Public libraries have a duty to provide their communities with access to a variety of materials, and that may include erotica. If erotica sales are any clue as to their popularity, it is clear that the general public is interested in pursuing these titles. Librarians must be tuned in to the needs of their community members and potentially be able to provide these materials in a variety of formats while tactfully discussing them with interested patrons. In the cases of opposition to such materials, librarians should be well versed in their library’s collection development policy and the ALA’s Freedom to Read Statement, which demands a variety of viewpoints be made available. Most importantly, librarians need to realize what is truly utilized by their community and attempt to somewhat meet their needs, because an unused library is a wasted library, and dangling the appealing fruit of erotic novels at tentative or doubtful users may open up a whole new literary world to them.


American Library Association. (2012). Freedom to read statement.

American Library Association. (2012). Reasons for challenges to classics.

Bond, G. (2009). Selling sex in a recession. Publishers Weekly, 256(31), 16-20. Retrieved from Library Literature & Information Full Text March 3, 2012

Evansville Vanderburgh Public Library. (2012). Library materials selection policy: Statement of policy.

Miller, J. (2007). Should libraries’ target audience be cheapskates with mass-market tastes? Wall Street Journal

Patrick, B. K. (2006). It’s not just you- it really is hot in here. Publisher’s Weekly, 253(29), 23-26. Retrieved from Library Literature & Information Full Text March 3, 2012

Robbins, S. J. (2008). The new e- in erotica. Publishers weekly, 255(5), 25-32. Retrieved from Library Literature & Information Full Text March 3, 2012

White, H. D. (1981). Library censorship and the permissive minority.
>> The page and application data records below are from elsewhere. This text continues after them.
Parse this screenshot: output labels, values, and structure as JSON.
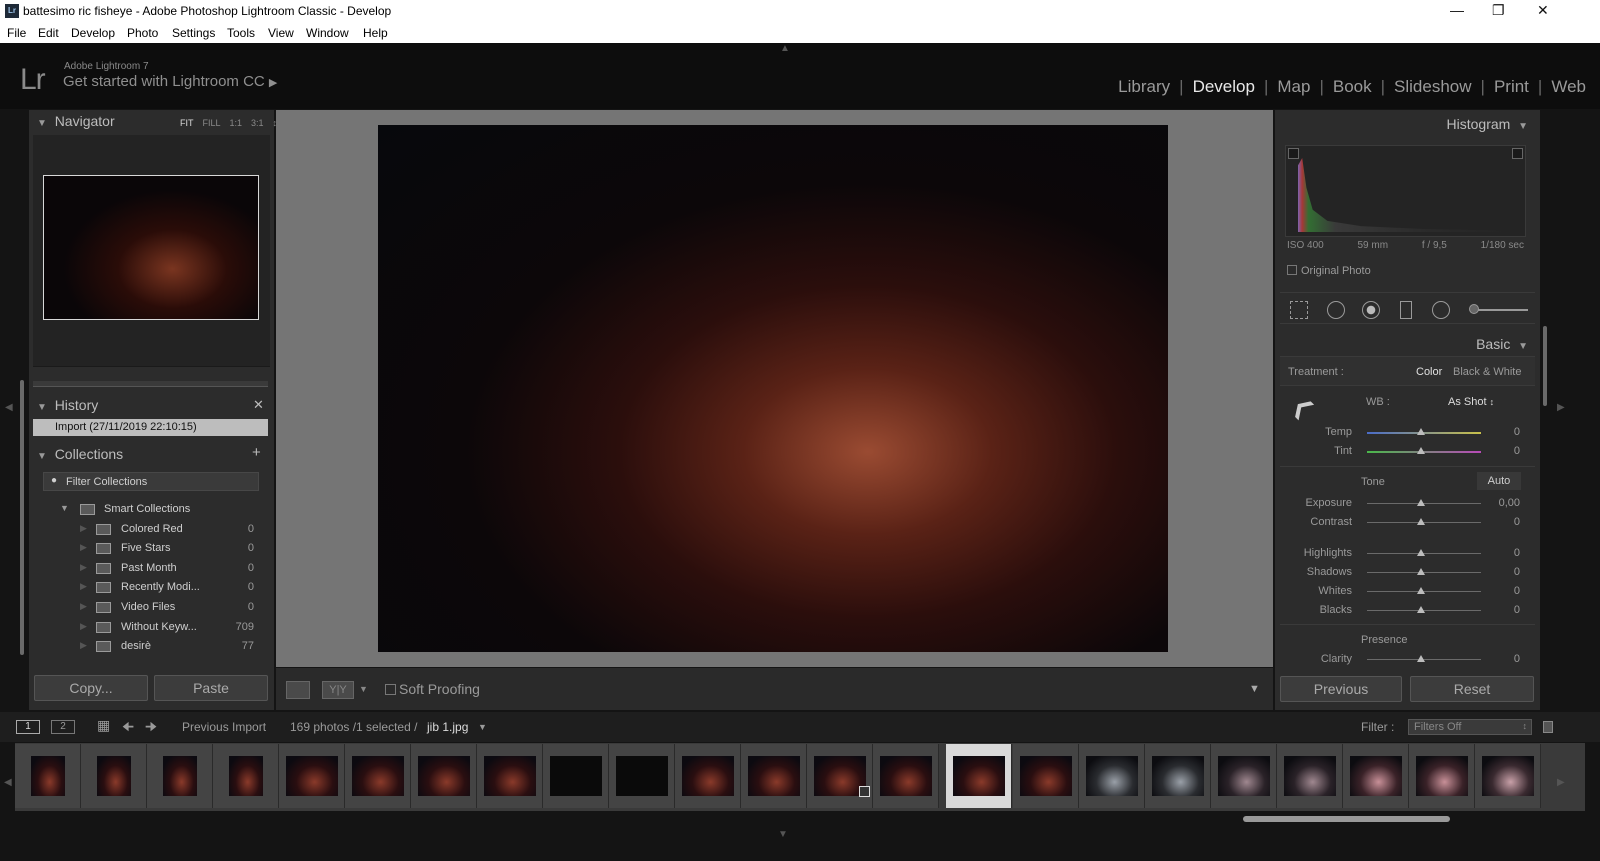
{
  "window": {
    "title": "battesimo ric fisheye - Adobe Photoshop Lightroom Classic - Develop",
    "app_icon": "Lr"
  },
  "menu": [
    "File",
    "Edit",
    "Develop",
    "Photo",
    "Settings",
    "Tools",
    "View",
    "Window",
    "Help"
  ],
  "identity": {
    "logo": "Lr",
    "product": "Adobe Lightroom 7",
    "cta": "Get started with Lightroom CC"
  },
  "modules": [
    "Library",
    "Develop",
    "Map",
    "Book",
    "Slideshow",
    "Print",
    "Web"
  ],
  "active_module": "Develop",
  "navigator": {
    "title": "Navigator",
    "options": [
      "FIT",
      "FILL",
      "1:1",
      "3:1"
    ],
    "selected": "FIT"
  },
  "history": {
    "title": "History",
    "entries": [
      "Import (27/11/2019 22:10:15)"
    ]
  },
  "collections": {
    "title": "Collections",
    "filter_placeholder": "Filter Collections",
    "group": "Smart Collections",
    "items": [
      {
        "name": "Colored Red",
        "count": "0"
      },
      {
        "name": "Five Stars",
        "count": "0"
      },
      {
        "name": "Past Month",
        "count": "0"
      },
      {
        "name": "Recently Modi...",
        "count": "0"
      },
      {
        "name": "Video Files",
        "count": "0"
      },
      {
        "name": "Without Keyw...",
        "count": "709"
      },
      {
        "name": "desirè",
        "count": "77"
      }
    ]
  },
  "left_buttons": {
    "copy": "Copy...",
    "paste": "Paste"
  },
  "toolbar": {
    "soft_proofing": "Soft Proofing",
    "view_mode": "Y|Y"
  },
  "histogram": {
    "title": "Histogram",
    "iso": "ISO 400",
    "focal": "59 mm",
    "aperture": "f / 9,5",
    "shutter": "1/180 sec",
    "original_photo": "Original Photo"
  },
  "basic": {
    "title": "Basic",
    "treatment_label": "Treatment :",
    "treatment_color": "Color",
    "treatment_bw": "Black & White",
    "wb_label": "WB :",
    "wb_value": "As Shot",
    "tone_label": "Tone",
    "auto_label": "Auto",
    "presence_label": "Presence",
    "sliders": [
      {
        "name": "Temp",
        "value": "0"
      },
      {
        "name": "Tint",
        "value": "0"
      },
      {
        "name": "Exposure",
        "value": "0,00"
      },
      {
        "name": "Contrast",
        "value": "0"
      },
      {
        "name": "Highlights",
        "value": "0"
      },
      {
        "name": "Shadows",
        "value": "0"
      },
      {
        "name": "Whites",
        "value": "0"
      },
      {
        "name": "Blacks",
        "value": "0"
      },
      {
        "name": "Clarity",
        "value": "0"
      }
    ]
  },
  "right_buttons": {
    "previous": "Previous",
    "reset": "Reset"
  },
  "filmstrip": {
    "screen1": "1",
    "screen2": "2",
    "source": "Previous Import",
    "count_text": "169 photos /1 selected /",
    "filename": "jib 1.jpg",
    "filter_label": "Filter :",
    "filter_value": "Filters Off"
  },
  "colors": {
    "background": "#141414",
    "panel": "#2c2c2c",
    "active_text": "#e8e8e8",
    "selected_cell": "#d9d9d9"
  }
}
The Library Quarterly, 51(2), 192-207. Retrieved from JSTORE March 2, 2012.

Wikipedia. (2012). Five laws of library science.

Monday, March 5, 2012

"Interview with the Vampire" -Anne Rice

Rice, Anne. (1995). Interview with the Vampire. Random House.

In the year 1791, Louis becomes a vampire. Unfortunately, Louis’ maker, Lestat, is the complete opposite of Louis and the epitome of everything he despises. Their dislike of one another intensifies until Lestat decides to make another vampire child, Claudia, who is literally quite young when she is ‘changed’. Louis is momentarily mollified through his growing love for Claudia, who begins to become frustrated with her permanent child-like state. An intense battle between Claudia, Lestat and Louis leads to Louis and Claudia escaping to Europe to seek more vampires like themselves, filled with dangerous experiences that prove fatal for a number of those involved.

Click here for more information on Anne Rice 


  • dark tone
  • flawed character 
  • rich detail

Read alike books*:

Read alike authors*:

*information located through NoveList database

"Contest" -Matthew Reilly

Reilly, Matthew. (2003). Contest. Thomas Dunne Books.

Stephen Swain is about to encounter six extra-terrestrials with the same goal: to end his life. Swain is teleported into the New York Public Library for the Seventh Presidian, a contest in which intelligent life from a variety of planets fight to the death. With no prior knowledge of even the existence of extra-terrestrials, Swain is a bit behind and is brought up to speed through the knowledge of his guide, Selexin, whose survival depends on Swain’s ability to outsmart and kill his rivals. Not only must Swain battle these other worldly creatures, many of whom have special powers, he must also protect his young daughter Holly, who was accidentally teleported with him. Danger escalates when men from the NSA attempt to enter the library and encounter these beings, without proper knowledge what is occurring. Incredibly fast-paced and well developed, Matthew Reilly’s Contest will have readers on the edge of their seats until the last page. 

Searching for more books by Matthew Reilly? Click here!